    View details for DOI 10.1037/abn0000850

    View details for PubMedID 37471025

  • Lithium continuation therapy following ketamine in patients with treatment resistant unipolar depression: a randomized controlled trial NEUROPSYCHOPHARMACOLOGY Costi, S., Soleimani, L., Glasgow, A., Brallier, J., Spivack, J., Schwartz, J., Levitch, C. F., Richards, S., Hoch, M., Wade, E., Welch, A., Collins, K. A., Feder, A., Iosifescu, D. V., Charney, D. S., Murrough, J. W. 2019; 44 (10): 1812–19
  • Lithium continuation therapy following ketamine in patients with treatment resistant unipolar depression: a randomized controlled trial. Neuropsychopharmacology : official publication of the American College of Neuropsychopharmacology Costi, S., Soleimani, L., Glasgow, A., Brallier, J., Spivack, J., Schwartz, J., Levitch, C. F., Richards, S., Hoch, M., Wade, E., Welch, A., Collins, K. A., Feder, A., Iosifescu, D. V., Charney, D. S., Murrough, J. W. 2019

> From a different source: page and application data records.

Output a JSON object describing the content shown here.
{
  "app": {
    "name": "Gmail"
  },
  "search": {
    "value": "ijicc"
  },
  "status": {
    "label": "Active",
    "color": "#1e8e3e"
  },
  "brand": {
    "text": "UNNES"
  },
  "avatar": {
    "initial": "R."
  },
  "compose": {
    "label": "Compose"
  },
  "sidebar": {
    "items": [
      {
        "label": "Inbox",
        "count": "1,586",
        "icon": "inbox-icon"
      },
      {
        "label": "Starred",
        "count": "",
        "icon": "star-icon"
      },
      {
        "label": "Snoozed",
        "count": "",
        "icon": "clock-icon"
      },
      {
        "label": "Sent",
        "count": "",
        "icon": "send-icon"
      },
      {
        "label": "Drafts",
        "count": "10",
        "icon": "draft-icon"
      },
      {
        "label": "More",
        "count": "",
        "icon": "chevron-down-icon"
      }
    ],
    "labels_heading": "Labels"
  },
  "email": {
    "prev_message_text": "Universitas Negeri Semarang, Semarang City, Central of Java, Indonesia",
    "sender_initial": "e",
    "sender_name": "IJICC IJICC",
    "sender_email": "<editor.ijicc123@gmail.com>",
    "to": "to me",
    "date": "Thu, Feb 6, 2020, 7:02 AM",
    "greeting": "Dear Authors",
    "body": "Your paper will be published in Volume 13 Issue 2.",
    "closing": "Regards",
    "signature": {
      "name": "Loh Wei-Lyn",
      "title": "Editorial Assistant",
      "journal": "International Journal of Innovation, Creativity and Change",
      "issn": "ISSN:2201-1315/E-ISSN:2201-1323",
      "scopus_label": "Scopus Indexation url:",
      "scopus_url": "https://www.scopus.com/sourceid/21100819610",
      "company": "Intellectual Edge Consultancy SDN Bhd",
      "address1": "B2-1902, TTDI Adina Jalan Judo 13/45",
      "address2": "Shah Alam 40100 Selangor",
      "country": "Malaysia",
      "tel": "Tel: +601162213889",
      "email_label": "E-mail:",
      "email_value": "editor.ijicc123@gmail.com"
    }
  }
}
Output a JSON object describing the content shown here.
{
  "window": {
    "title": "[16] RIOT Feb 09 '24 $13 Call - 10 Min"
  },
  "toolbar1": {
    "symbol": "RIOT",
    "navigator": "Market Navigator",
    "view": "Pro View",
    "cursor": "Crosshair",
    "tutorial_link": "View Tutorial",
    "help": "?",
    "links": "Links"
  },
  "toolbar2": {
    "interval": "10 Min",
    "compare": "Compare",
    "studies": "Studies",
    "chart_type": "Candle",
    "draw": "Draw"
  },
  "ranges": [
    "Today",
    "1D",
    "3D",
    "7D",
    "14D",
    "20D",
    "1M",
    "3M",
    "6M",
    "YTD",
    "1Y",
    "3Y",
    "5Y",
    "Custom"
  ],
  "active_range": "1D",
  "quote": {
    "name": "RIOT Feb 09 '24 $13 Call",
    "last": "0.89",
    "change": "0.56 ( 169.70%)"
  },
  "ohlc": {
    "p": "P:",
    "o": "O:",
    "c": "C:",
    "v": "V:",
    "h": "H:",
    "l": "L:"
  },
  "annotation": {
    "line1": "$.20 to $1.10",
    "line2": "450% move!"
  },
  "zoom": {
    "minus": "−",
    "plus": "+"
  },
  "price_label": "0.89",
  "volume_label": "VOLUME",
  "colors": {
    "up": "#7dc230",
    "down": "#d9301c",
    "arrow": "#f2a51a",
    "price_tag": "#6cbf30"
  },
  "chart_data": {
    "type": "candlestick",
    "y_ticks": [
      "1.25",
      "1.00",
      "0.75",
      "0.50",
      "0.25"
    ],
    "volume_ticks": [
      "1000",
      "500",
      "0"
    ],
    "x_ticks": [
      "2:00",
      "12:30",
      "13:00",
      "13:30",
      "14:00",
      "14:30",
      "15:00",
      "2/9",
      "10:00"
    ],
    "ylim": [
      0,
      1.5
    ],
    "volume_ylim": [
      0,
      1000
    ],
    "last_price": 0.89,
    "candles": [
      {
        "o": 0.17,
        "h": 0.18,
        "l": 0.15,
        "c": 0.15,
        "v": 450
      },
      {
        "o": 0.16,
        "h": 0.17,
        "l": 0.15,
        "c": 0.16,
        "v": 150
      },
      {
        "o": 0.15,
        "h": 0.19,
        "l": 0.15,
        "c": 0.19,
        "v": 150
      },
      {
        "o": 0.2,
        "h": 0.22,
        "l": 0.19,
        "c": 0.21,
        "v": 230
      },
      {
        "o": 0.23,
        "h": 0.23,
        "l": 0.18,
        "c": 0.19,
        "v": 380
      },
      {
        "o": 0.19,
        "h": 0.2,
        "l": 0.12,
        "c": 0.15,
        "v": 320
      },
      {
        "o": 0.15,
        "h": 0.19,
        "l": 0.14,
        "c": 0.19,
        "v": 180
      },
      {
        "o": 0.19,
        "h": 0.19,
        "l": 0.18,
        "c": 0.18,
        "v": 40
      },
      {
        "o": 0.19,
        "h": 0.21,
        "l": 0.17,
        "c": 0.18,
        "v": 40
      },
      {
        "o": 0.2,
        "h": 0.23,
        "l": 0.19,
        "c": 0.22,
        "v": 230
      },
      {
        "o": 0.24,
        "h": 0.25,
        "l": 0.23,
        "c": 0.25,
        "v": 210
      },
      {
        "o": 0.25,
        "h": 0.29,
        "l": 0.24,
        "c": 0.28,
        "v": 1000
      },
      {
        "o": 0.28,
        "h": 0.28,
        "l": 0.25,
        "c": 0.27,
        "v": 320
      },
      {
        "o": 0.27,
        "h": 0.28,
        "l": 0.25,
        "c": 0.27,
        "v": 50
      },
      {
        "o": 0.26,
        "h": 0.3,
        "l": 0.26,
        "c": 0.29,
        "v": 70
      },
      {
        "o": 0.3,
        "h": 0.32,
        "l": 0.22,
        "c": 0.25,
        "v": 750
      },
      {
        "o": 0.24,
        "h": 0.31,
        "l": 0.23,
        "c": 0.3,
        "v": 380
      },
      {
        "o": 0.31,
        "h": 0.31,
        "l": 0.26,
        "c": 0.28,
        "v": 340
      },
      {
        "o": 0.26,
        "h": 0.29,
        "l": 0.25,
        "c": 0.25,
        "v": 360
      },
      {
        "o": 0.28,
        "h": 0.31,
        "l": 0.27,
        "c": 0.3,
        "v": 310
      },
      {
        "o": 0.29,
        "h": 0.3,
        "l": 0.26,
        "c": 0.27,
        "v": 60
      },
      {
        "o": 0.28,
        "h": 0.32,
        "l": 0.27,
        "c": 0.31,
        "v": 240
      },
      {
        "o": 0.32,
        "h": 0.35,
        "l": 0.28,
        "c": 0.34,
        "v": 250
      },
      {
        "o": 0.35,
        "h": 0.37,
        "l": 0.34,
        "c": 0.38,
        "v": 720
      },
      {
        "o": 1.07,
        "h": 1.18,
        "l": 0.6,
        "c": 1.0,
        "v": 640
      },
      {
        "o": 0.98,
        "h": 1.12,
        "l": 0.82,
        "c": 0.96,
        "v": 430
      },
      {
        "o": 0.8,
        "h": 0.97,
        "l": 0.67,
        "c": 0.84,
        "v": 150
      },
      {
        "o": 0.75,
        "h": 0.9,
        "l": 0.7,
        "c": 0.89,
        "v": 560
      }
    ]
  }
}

    The N-methyl-D-aspartate (NMDA) receptor antagonist ketamine is associated with rapid but transient antidepressant effects in patients with treatment resistant unipolar depression (TRD). Based on work suggesting that ketamine and lithium may share overlapping mechanisms of action, we tested lithium compared to placebo as a continuation strategy following ketamine in subjects with TRD. Participants who met all eligibility criteria and showed at least an initial partial response to a single intravenous infusion of ketamine 0.5mg/kg were randomized under double-blind conditions to lithium or matching placebo before receiving an additional three infusions of ketamine. Subsequent to the ketamine treatments, participants remained on lithium or placebo during a double-blind continuation phase. The primary study outcome was depression severity as measured by the Montgomery-Asberg Depression Rating Scale compared between the two groups at Study Day 28, which occurred ~2 weeks following the final ketamine of four infusions. Forty-seven participants with TRD were enrolled in the study and underwent an initial ketamine infusion, of whom 34 participants were deemed to have at least a partial antidepressant response and were eligible for randomization. Comparison between treatment with daily oral lithium (n=18) or matching placebo (n=16) at the primary outcome showed no difference in depression severity between groups (t32=0.11, p=0.91, 95% CI [-7.87, 8.76]). There was no difference between lithium and placebo in continuing the acute antidepressant response to ketamine. The identification of a safe and effective strategy for preventing depression relapse following an acute course of ketamine treatment remains an important goal for future studies.

    View details for PubMedID 30858518